At the Sheffield City Council meeting of January 4, Councillor Bryan Lodge said that the memorial trees on our street, Western Road, Crookes, were '˜a special case' that need to be looked at '˜differently' from the trees on other Sheffield streets.
I know that I speak for other residents on our street when I say we reject this ‘special treatment’ point of view taken by the SCC’s cabinet minister for the environment.
Yes, they are special to us and we are happy that the 98-year-old trees on our street are making their contribution to cleaning polluted air, cooling streets in our globally warming world, acting as a baffle against vehicle noise, as well as giving pleasure to residents and the hundreds of schoolchildren who walk back and forth to Westways School every day.
But we do not think that they are any more special than the lovely trees in Nether Edge or Gleadless Valley or Norfolk Park which are also enjoyed by their local residents.
Or any more special than those on a street such as Oxford Street in S6 where there are also memorial trees (those ones were planted in 1917) and where a large swathe also face upcoming felling.
The fact that these Oxford Street trees have not received widespread local and national media coverage, and support by The Star, does not mean they are any less deserving of being spared a chainsaw massacre.
Coun Lodge also says that Amey will now look at so-called ‘engineering solutions’ for our road.
The term means making renovations/repairs to pavements, curbs and roadways so that trees can be saved rather than felled; that is the common solution outside Sheffield.
Again, why will an engineering solution perhaps be approved, at some expense, for our trees when it is out of the question for Chelsea Road in S11, home of a much loved 120-year-old elm tree that was recently awarded second prize as UK Tree of the Year?
The logic of this is illogical.

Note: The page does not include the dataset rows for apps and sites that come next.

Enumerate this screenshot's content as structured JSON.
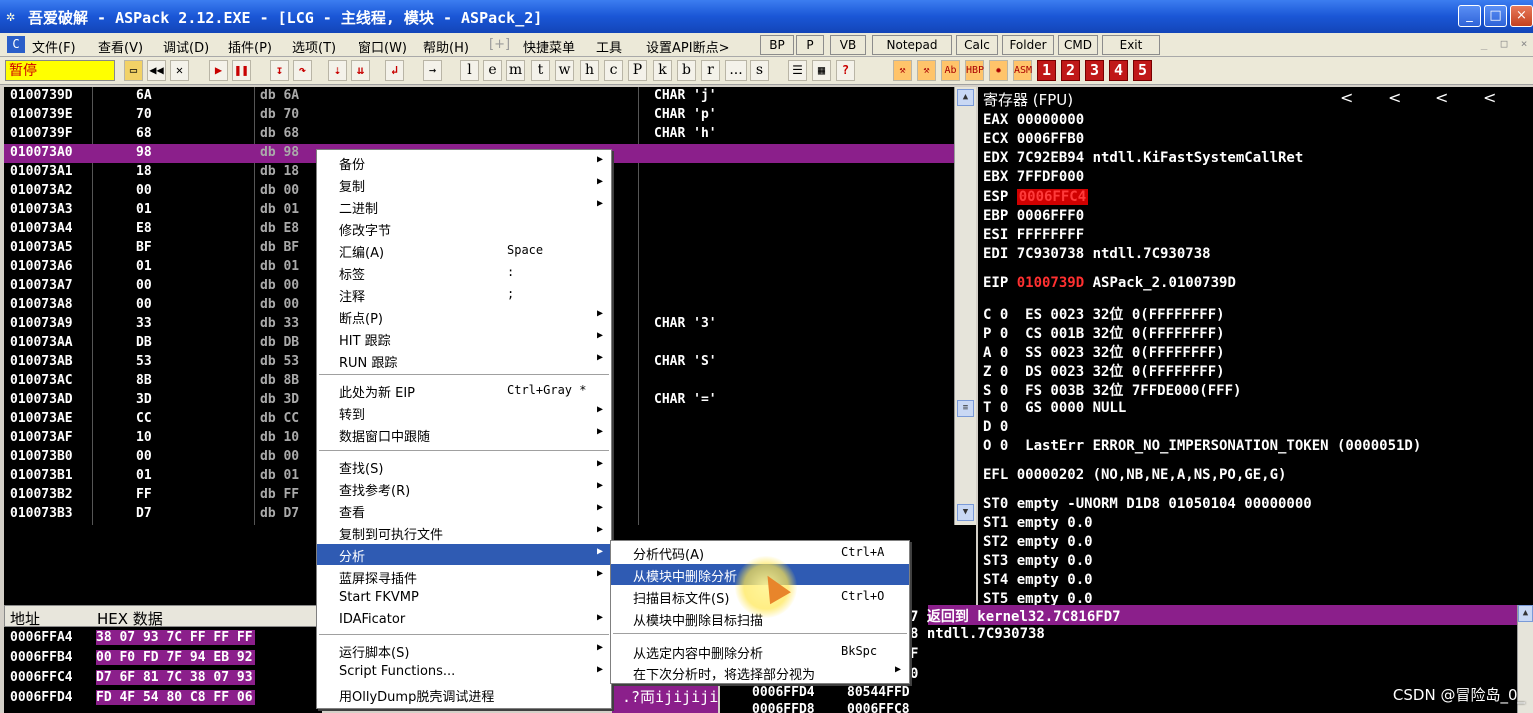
{
  "window": {
    "title": "吾爱破解 - ASPack 2.12.EXE - [LCG - 主线程, 模块 - ASPack_2]",
    "app_icon": "bug-icon",
    "minimize": "_",
    "maximize": "□",
    "close": "×"
  },
  "menubar": {
    "items": [
      "文件(F)",
      "查看(V)",
      "调试(D)",
      "插件(P)",
      "选项(T)",
      "窗口(W)",
      "帮助(H)",
      "[+]",
      "快捷菜单",
      "工具",
      "设置API断点>"
    ],
    "buttons": [
      "BP",
      "P",
      "VB",
      "Notepad",
      "Calc",
      "Folder",
      "CMD",
      "Exit"
    ],
    "mdi": [
      "_",
      "□",
      "×"
    ]
  },
  "toolbar": {
    "status": "暂停",
    "nav_icons": [
      "open-icon",
      "rewind-icon",
      "close-icon",
      "run-icon",
      "pause-icon",
      "step-into-icon",
      "step-over-icon",
      "trace-into-icon",
      "trace-over-icon",
      "execute-till-return-icon",
      "goto-icon"
    ],
    "letters": [
      "l",
      "e",
      "m",
      "t",
      "w",
      "h",
      "c",
      "P",
      "k",
      "b",
      "r",
      "...",
      "s"
    ],
    "numbers": [
      "1",
      "2",
      "3",
      "4",
      "5"
    ],
    "plugin_labels": [
      "Ab",
      "HBP",
      "ASM"
    ]
  },
  "disasm": {
    "rows": [
      {
        "addr": "0100739D",
        "hex": "6A",
        "cmd": "db 6A",
        "cmt": "CHAR 'j'"
      },
      {
        "addr": "0100739E",
        "hex": "70",
        "cmd": "db 70",
        "cmt": "CHAR 'p'"
      },
      {
        "addr": "0100739F",
        "hex": "68",
        "cmd": "db 68",
        "cmt": "CHAR 'h'"
      },
      {
        "addr": "010073A0",
        "hex": "98",
        "cmd": "db 98",
        "cmt": ""
      },
      {
        "addr": "010073A1",
        "hex": "18",
        "cmd": "db 18",
        "cmt": ""
      },
      {
        "addr": "010073A2",
        "hex": "00",
        "cmd": "db 00",
        "cmt": ""
      },
      {
        "addr": "010073A3",
        "hex": "01",
        "cmd": "db 01",
        "cmt": ""
      },
      {
        "addr": "010073A4",
        "hex": "E8",
        "cmd": "db E8",
        "cmt": ""
      },
      {
        "addr": "010073A5",
        "hex": "BF",
        "cmd": "db BF",
        "cmt": ""
      },
      {
        "addr": "010073A6",
        "hex": "01",
        "cmd": "db 01",
        "cmt": ""
      },
      {
        "addr": "010073A7",
        "hex": "00",
        "cmd": "db 00",
        "cmt": ""
      },
      {
        "addr": "010073A8",
        "hex": "00",
        "cmd": "db 00",
        "cmt": ""
      },
      {
        "addr": "010073A9",
        "hex": "33",
        "cmd": "db 33",
        "cmt": "CHAR '3'"
      },
      {
        "addr": "010073AA",
        "hex": "DB",
        "cmd": "db DB",
        "cmt": ""
      },
      {
        "addr": "010073AB",
        "hex": "53",
        "cmd": "db 53",
        "cmt": "CHAR 'S'"
      },
      {
        "addr": "010073AC",
        "hex": "8B",
        "cmd": "db 8B",
        "cmt": ""
      },
      {
        "addr": "010073AD",
        "hex": "3D",
        "cmd": "db 3D",
        "cmt": "CHAR '='"
      },
      {
        "addr": "010073AE",
        "hex": "CC",
        "cmd": "db CC",
        "cmt": ""
      },
      {
        "addr": "010073AF",
        "hex": "10",
        "cmd": "db 10",
        "cmt": ""
      },
      {
        "addr": "010073B0",
        "hex": "00",
        "cmd": "db 00",
        "cmt": ""
      },
      {
        "addr": "010073B1",
        "hex": "01",
        "cmd": "db 01",
        "cmt": ""
      },
      {
        "addr": "010073B2",
        "hex": "FF",
        "cmd": "db FF",
        "cmt": ""
      },
      {
        "addr": "010073B3",
        "hex": "D7",
        "cmd": "db D7",
        "cmt": ""
      }
    ],
    "selected_index": 3
  },
  "registers": {
    "header": "寄存器 (FPU)",
    "arrows": [
      "<",
      "<",
      "<",
      "<"
    ],
    "lines": [
      "EAX 00000000",
      "ECX 0006FFB0",
      "EDX 7C92EB94 ntdll.KiFastSystemCallRet",
      "EBX 7FFDF000"
    ],
    "esp_label": "ESP ",
    "esp_value": "0006FFC4",
    "lines2": [
      "EBP 0006FFF0",
      "ESI FFFFFFFF",
      "EDI 7C930738 ntdll.7C930738"
    ],
    "eip_label": "EIP ",
    "eip_value": "0100739D",
    "eip_rest": " ASPack_2.0100739D",
    "flags": [
      "C 0  ES 0023 32位 0(FFFFFFFF)",
      "P 0  CS 001B 32位 0(FFFFFFFF)",
      "A 0  SS 0023 32位 0(FFFFFFFF)",
      "Z 0  DS 0023 32位 0(FFFFFFFF)",
      "S 0  FS 003B 32位 7FFDE000(FFF)",
      "T 0  GS 0000 NULL",
      "D 0",
      "O 0  LastErr ERROR_NO_IMPERSONATION_TOKEN (0000051D)"
    ],
    "efl": "EFL 00000202 (NO,NB,NE,A,NS,PO,GE,G)",
    "fpu": [
      "ST0 empty -UNORM D1D8 01050104 00000000",
      "ST1 empty 0.0",
      "ST2 empty 0.0",
      "ST3 empty 0.0",
      "ST4 empty 0.0",
      "ST5 empty 0.0"
    ]
  },
  "dump": {
    "col_addr": "地址",
    "col_hex": "HEX 数据",
    "rows": [
      {
        "addr": "0006FFA4",
        "hex": "38 07 93 7C FF FF FF"
      },
      {
        "addr": "0006FFB4",
        "hex": "00 F0 FD 7F 94 EB 92"
      },
      {
        "addr": "0006FFC4",
        "hex": "D7 6F 81 7C 38 07 93"
      },
      {
        "addr": "0006FFD4",
        "hex": "FD 4F 54 80 C8 FF 06"
      }
    ]
  },
  "stack": {
    "top_line": "7 返回到 kernel32.7C816FD7",
    "line2": "8 ntdll.7C930738",
    "line3": "F",
    "line4": "0",
    "snippet": ".?両ijijiji",
    "row_addr": "0006FFD4",
    "row_val": "80544FFD",
    "row_addr2": "0006FFD8",
    "row_val2": "0006FFC8"
  },
  "context_menu": {
    "items": [
      {
        "label": "备份",
        "key": "",
        "sub": true
      },
      {
        "label": "复制",
        "key": "",
        "sub": true
      },
      {
        "label": "二进制",
        "key": "",
        "sub": true
      },
      {
        "label": "修改字节",
        "key": "",
        "sub": false
      },
      {
        "label": "汇编(A)",
        "key": "Space",
        "sub": false
      },
      {
        "label": "标签",
        "key": ":",
        "sub": false
      },
      {
        "label": "注释",
        "key": ";",
        "sub": false
      },
      {
        "label": "断点(P)",
        "key": "",
        "sub": true
      },
      {
        "label": "HIT 跟踪",
        "key": "",
        "sub": true
      },
      {
        "label": "RUN 跟踪",
        "key": "",
        "sub": true
      },
      {
        "label": "此处为新 EIP",
        "key": "Ctrl+Gray *",
        "sub": false
      },
      {
        "label": "转到",
        "key": "",
        "sub": true
      },
      {
        "label": "数据窗口中跟随",
        "key": "",
        "sub": true
      },
      {
        "label": "查找(S)",
        "key": "",
        "sub": true
      },
      {
        "label": "查找参考(R)",
        "key": "",
        "sub": true
      },
      {
        "label": "查看",
        "key": "",
        "sub": true
      },
      {
        "label": "复制到可执行文件",
        "key": "",
        "sub": true
      },
      {
        "label": "分析",
        "key": "",
        "sub": true
      },
      {
        "label": "蓝屏探寻插件",
        "key": "",
        "sub": true
      },
      {
        "label": "Start FKVMP",
        "key": "",
        "sub": false
      },
      {
        "label": "IDAFicator",
        "key": "",
        "sub": true
      },
      {
        "label": "运行脚本(S)",
        "key": "",
        "sub": true
      },
      {
        "label": "Script Functions...",
        "key": "",
        "sub": true
      },
      {
        "label": "用OllyDump脱壳调试进程",
        "key": "",
        "sub": false
      }
    ]
  },
  "submenu": {
    "items": [
      {
        "label": "分析代码(A)",
        "key": "Ctrl+A"
      },
      {
        "label": "从模块中删除分析",
        "key": ""
      },
      {
        "label": "扫描目标文件(S)",
        "key": "Ctrl+O"
      },
      {
        "label": "从模块中删除目标扫描",
        "key": ""
      },
      {
        "label": "从选定内容中删除分析",
        "key": "BkSpc"
      },
      {
        "label": "在下次分析时，将选择部分视为",
        "key": ""
      }
    ]
  },
  "watermark": "CSDN @冒险岛_0_"
}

And talking of illogical, can the council PR machine please refrain from further use of the phrase ‘replacement trees’?
Calling the three or four metre-high saplings Amey intends to plant as ‘replacements’ for the 30 metre-high trees on our street is like calling the starting 11 for the Crookes 11-year-old football team a possible ‘replacement’ for the starting 11 of the Owls. (Or, sorry, even the Blades ha! ha!).
In my opinion, the main issue in the entire trees issue is this: why should the streets of our city be under the private control of a foreign multinational corporation for the next 25 years?
It is not which trees are ‘special’ and which are not ‘special’.